Mr. Estes also requests that the court order Respondents to: (1) "[f]orward to federal court new applications claiming unconstitutional convictions or illegal restraint;" (2) "[i]dentify every prisoner who was dismissed at a hearing he did not attendor without written reasons;" (3) identify "every prisoner who was dismissed using Rule 4-501;" and (4) "[s]end every plea bargain prisoner a questionnaire whether the judge cited damaging lies at sentencing after defendant had insufficient time to read his PSI [pre-sentence investigation] report and make a list of objections to it." Aplt. Br. at 4. For the reasons stated above, Mr. Estes is not entitled to such extraordinary relief. In fact, given that Mr. Estes did not raise Rule 4-501 dismissals or PSI reports in the district court, we need not even consider these issues. See Wilson v. Union Pac. R.R. Co., 56 F.3d 1226, 1233 (10th Cir. 1995).(1)
The district court's order is AFFIRMED.
Entered for the Court
Paul J. Kelly, Jr.
*. This order and judgment is not binding precedent, except under the doctrines of law of the case, res judicata, and collateral estoppel. This court generally disfavors the citation of orders and judgments; nevertheless, an order and judgment may be cited under the terms and conditions of 10th Cir. R. 36.3.
**. After examining the briefs and the appellate record, this three-judge panel has determined unanimously that oral argument would not be of material assistance in the determination of this appeal. See Fed. R. App. P. 34(a); 10th Cir. R. 34.1 (G). The cause is therefore ordered submitted without oral argument.

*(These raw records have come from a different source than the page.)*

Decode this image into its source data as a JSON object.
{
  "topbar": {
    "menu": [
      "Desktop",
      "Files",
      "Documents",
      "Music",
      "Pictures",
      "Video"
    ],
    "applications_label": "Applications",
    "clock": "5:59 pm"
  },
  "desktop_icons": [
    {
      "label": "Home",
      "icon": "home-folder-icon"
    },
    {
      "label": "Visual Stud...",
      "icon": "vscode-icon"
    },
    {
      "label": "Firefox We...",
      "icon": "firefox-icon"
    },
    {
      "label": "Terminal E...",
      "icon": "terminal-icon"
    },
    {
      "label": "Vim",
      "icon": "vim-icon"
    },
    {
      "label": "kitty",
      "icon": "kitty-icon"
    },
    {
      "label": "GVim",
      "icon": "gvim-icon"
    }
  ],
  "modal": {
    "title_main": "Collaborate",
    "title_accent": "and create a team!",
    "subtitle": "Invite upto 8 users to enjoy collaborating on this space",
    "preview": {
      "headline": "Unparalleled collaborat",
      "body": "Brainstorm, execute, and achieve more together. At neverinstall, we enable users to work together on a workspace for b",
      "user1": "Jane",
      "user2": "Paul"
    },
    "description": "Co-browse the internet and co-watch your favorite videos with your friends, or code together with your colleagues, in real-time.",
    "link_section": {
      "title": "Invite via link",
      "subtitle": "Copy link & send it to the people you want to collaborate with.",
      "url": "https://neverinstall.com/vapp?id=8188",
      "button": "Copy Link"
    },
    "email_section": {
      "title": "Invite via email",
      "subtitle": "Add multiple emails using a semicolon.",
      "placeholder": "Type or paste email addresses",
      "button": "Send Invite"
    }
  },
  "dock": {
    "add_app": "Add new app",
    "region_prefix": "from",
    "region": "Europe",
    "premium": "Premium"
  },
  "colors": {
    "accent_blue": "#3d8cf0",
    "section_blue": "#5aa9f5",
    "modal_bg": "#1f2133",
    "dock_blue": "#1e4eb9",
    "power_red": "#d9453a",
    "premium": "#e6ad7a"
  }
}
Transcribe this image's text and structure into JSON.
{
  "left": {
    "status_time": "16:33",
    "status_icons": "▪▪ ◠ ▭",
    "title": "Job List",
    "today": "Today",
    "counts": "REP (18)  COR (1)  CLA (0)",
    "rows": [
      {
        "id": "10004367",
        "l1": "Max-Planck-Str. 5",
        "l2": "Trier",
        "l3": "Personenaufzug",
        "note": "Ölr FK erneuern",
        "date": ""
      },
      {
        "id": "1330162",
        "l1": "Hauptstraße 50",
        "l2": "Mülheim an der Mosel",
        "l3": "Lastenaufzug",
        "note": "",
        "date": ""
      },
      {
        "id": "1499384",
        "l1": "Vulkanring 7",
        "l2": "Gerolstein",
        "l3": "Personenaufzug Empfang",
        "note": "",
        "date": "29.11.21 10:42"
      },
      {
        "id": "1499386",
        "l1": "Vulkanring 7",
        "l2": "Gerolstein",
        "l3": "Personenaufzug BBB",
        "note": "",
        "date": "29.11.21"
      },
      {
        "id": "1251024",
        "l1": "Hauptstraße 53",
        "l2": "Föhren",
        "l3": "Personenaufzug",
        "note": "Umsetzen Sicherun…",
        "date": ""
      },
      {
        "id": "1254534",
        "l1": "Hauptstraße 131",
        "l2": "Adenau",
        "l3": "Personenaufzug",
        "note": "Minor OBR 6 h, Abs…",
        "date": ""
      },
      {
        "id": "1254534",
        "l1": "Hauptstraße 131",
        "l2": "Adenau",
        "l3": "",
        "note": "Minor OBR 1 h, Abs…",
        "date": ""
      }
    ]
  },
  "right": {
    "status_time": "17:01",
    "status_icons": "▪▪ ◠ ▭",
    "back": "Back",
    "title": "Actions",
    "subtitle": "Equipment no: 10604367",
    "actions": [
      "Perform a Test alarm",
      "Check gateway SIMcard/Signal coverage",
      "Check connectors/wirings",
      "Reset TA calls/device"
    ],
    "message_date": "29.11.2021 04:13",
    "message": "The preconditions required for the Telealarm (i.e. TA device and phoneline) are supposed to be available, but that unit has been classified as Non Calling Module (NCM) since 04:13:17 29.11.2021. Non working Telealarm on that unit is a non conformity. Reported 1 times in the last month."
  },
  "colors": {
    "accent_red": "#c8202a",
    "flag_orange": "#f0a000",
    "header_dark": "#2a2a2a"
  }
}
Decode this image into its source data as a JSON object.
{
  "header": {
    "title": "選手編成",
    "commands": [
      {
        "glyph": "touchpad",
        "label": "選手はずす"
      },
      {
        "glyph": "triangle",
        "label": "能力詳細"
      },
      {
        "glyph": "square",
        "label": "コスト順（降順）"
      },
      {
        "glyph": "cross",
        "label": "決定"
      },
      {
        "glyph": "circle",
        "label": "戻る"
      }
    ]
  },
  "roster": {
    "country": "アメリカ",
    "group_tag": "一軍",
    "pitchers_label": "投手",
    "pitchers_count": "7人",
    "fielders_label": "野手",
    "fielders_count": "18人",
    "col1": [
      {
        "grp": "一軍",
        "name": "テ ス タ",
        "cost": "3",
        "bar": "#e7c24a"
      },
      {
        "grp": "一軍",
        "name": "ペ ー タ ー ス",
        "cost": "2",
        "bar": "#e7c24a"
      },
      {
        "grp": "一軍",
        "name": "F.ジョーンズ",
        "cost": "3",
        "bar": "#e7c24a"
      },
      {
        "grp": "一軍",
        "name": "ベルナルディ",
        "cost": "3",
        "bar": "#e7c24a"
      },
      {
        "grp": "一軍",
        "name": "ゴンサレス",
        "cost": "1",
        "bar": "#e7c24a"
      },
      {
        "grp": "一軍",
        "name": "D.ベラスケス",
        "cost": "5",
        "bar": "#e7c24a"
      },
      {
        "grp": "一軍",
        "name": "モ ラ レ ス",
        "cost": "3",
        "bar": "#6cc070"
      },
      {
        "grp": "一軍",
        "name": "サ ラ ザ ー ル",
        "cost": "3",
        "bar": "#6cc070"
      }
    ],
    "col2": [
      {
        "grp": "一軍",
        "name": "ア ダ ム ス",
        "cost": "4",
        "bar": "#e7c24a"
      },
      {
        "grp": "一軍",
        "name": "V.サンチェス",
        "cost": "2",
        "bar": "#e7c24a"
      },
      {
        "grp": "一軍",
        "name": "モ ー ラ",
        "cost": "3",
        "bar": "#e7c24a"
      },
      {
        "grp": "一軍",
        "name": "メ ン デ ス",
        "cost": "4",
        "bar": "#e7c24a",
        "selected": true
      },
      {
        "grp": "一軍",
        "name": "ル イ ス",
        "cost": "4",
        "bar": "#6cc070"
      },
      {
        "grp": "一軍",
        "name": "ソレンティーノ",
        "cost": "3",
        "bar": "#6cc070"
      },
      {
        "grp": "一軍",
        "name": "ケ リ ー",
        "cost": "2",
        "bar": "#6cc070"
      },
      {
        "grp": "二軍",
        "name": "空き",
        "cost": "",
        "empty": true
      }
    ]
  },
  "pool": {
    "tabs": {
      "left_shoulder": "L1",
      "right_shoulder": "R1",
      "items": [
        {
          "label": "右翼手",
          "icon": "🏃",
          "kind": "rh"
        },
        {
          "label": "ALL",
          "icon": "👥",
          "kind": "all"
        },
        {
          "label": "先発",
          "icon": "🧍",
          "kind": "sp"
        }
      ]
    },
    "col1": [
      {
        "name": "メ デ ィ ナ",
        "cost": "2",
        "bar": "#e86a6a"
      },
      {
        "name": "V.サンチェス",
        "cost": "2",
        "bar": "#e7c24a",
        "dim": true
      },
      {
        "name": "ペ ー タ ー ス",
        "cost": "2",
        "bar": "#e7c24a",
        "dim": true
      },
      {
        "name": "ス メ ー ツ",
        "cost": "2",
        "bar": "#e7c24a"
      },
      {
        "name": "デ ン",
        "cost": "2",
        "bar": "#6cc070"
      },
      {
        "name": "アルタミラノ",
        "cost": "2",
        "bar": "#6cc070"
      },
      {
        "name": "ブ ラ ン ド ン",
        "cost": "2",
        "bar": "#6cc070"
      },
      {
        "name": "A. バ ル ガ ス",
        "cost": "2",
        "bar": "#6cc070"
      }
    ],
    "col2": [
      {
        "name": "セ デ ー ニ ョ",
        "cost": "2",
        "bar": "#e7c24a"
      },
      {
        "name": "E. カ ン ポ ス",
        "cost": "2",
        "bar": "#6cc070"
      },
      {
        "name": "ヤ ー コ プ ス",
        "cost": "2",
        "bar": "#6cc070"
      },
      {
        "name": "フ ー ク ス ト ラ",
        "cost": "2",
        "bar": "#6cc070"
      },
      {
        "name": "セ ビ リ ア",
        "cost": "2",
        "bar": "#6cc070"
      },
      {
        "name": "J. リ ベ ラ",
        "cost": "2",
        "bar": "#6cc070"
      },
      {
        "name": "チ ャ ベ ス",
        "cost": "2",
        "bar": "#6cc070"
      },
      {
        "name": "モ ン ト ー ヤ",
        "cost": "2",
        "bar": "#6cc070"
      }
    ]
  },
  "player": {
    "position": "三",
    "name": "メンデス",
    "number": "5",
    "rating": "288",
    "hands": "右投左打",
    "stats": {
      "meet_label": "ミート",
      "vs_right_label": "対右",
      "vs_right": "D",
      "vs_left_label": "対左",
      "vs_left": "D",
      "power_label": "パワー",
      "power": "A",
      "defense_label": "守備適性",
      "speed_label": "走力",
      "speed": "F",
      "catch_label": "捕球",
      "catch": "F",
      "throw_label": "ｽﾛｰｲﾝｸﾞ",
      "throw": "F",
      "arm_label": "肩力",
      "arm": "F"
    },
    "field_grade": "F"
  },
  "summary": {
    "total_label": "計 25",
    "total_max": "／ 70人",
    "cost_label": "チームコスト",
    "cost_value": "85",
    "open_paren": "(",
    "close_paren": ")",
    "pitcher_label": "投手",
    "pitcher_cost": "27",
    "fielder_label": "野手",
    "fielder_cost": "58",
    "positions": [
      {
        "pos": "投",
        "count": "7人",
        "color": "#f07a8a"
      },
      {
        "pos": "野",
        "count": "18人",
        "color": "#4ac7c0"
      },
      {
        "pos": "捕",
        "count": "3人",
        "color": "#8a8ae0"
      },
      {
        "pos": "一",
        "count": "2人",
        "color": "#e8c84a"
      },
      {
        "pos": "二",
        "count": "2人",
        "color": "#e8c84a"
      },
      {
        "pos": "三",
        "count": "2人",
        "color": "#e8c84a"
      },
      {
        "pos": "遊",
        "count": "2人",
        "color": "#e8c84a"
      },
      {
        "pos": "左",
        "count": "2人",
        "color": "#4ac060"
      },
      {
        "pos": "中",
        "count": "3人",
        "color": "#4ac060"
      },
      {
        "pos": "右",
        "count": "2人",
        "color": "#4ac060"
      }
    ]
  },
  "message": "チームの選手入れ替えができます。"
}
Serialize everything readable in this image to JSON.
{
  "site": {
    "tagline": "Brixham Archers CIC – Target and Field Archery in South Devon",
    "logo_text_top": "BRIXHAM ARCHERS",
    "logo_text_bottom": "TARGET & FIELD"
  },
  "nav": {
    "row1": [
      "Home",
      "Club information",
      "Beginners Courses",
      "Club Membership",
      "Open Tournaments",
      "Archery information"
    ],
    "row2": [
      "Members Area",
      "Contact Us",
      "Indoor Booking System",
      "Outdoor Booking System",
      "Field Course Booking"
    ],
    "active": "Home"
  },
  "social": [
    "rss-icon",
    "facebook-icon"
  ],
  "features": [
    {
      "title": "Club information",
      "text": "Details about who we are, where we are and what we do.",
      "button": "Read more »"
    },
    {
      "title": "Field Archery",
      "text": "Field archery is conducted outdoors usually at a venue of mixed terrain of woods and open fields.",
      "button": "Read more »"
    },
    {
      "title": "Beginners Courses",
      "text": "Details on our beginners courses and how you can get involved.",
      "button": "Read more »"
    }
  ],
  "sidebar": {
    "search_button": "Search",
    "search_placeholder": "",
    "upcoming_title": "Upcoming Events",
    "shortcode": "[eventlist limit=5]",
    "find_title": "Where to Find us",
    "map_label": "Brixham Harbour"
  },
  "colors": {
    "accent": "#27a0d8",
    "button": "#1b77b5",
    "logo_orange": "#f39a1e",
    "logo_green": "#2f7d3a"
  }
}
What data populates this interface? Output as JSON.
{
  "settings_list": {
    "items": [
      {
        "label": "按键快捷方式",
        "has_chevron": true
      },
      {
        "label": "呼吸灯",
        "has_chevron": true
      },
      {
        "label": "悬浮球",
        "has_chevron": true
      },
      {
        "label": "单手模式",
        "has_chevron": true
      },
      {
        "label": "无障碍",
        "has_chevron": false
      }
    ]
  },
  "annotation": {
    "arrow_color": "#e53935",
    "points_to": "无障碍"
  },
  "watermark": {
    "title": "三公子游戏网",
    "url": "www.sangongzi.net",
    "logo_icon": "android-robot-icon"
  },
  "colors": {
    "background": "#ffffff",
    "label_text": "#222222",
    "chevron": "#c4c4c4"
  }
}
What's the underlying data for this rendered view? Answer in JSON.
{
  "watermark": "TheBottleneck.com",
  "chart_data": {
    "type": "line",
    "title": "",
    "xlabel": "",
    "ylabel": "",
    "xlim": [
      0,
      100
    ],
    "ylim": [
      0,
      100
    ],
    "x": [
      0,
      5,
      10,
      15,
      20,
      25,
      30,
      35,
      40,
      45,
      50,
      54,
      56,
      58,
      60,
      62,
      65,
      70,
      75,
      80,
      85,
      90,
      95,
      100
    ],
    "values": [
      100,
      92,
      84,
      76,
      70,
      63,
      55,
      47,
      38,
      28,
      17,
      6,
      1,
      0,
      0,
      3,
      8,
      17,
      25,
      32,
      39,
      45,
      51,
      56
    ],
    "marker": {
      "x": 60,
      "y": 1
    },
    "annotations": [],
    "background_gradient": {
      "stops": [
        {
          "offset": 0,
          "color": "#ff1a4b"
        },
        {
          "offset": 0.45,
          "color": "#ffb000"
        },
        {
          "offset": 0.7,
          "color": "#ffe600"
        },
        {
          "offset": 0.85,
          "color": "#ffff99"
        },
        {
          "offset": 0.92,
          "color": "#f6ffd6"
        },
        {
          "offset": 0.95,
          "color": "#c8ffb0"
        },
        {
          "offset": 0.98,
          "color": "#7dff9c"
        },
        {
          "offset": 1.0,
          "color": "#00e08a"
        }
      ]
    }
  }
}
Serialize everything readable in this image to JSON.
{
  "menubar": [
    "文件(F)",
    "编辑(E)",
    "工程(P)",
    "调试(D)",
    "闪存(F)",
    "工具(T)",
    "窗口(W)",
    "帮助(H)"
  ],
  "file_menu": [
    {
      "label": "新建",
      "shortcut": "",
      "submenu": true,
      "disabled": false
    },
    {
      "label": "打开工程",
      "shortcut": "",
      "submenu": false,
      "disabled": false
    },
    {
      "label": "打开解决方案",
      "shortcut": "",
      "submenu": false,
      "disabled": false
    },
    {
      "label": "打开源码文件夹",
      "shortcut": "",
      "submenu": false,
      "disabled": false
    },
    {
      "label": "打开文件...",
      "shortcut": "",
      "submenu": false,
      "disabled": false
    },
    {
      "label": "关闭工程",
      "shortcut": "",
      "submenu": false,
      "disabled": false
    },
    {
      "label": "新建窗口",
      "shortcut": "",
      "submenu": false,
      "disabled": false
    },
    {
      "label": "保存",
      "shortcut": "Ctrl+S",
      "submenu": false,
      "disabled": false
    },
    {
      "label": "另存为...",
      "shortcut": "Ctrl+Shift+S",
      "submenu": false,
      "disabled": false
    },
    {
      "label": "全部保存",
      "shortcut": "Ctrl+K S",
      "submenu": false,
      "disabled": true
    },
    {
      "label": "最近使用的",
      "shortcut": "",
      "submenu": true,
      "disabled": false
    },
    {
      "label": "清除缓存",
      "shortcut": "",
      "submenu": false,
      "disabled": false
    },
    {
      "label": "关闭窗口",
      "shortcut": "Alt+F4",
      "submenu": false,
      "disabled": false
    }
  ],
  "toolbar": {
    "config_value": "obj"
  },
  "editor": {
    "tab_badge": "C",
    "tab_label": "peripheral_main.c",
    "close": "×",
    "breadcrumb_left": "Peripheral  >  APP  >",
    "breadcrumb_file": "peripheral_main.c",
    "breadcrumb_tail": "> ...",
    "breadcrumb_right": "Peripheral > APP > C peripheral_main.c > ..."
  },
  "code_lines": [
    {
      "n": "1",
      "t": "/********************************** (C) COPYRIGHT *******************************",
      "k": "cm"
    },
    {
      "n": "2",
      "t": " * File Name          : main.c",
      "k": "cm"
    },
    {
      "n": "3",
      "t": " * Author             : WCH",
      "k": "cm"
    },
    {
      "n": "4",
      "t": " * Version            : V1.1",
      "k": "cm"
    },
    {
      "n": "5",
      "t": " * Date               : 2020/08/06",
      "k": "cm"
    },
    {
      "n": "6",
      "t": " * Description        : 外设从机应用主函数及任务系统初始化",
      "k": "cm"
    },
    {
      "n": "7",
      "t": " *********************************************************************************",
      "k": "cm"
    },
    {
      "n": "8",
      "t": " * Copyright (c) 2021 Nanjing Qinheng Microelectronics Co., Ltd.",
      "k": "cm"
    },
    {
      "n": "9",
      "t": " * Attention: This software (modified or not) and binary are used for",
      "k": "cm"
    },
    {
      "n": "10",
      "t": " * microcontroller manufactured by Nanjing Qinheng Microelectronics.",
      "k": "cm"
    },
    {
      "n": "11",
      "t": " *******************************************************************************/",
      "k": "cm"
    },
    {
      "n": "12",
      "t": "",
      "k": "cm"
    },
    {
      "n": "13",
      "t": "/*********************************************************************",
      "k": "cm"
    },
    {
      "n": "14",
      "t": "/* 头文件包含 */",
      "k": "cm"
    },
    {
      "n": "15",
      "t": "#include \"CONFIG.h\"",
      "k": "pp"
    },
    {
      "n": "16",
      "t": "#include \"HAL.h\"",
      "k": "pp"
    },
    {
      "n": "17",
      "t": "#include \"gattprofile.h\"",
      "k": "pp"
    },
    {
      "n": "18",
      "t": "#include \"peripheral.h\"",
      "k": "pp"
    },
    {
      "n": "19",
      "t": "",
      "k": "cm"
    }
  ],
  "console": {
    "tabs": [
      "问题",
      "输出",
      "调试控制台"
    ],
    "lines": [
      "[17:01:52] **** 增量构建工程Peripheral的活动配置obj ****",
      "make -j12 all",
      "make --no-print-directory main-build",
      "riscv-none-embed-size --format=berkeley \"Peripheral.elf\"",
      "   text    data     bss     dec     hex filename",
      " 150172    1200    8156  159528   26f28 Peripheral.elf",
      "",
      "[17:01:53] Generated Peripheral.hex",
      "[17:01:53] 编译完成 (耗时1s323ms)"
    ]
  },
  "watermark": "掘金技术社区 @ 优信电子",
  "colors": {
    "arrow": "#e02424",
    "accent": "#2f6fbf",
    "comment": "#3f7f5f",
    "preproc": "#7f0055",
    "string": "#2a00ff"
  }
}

1. Because Respondents-Appellees elected not to file a response brief, Mr. Estes' right to file a reply was never triggered. Without seeking leave from this court, Petitioner nonetheless filed two "addenda" to his opening brief. Since Petitioner had no right to file additional briefs, we decline to consider the arguments raised therein. See Fed. R. App. P. 28 (setting forth requirements for the appellant's opening brief, the appellee's response, and the appellant's reply, and providing that "[u]nless the court permits, no further briefs may be filed").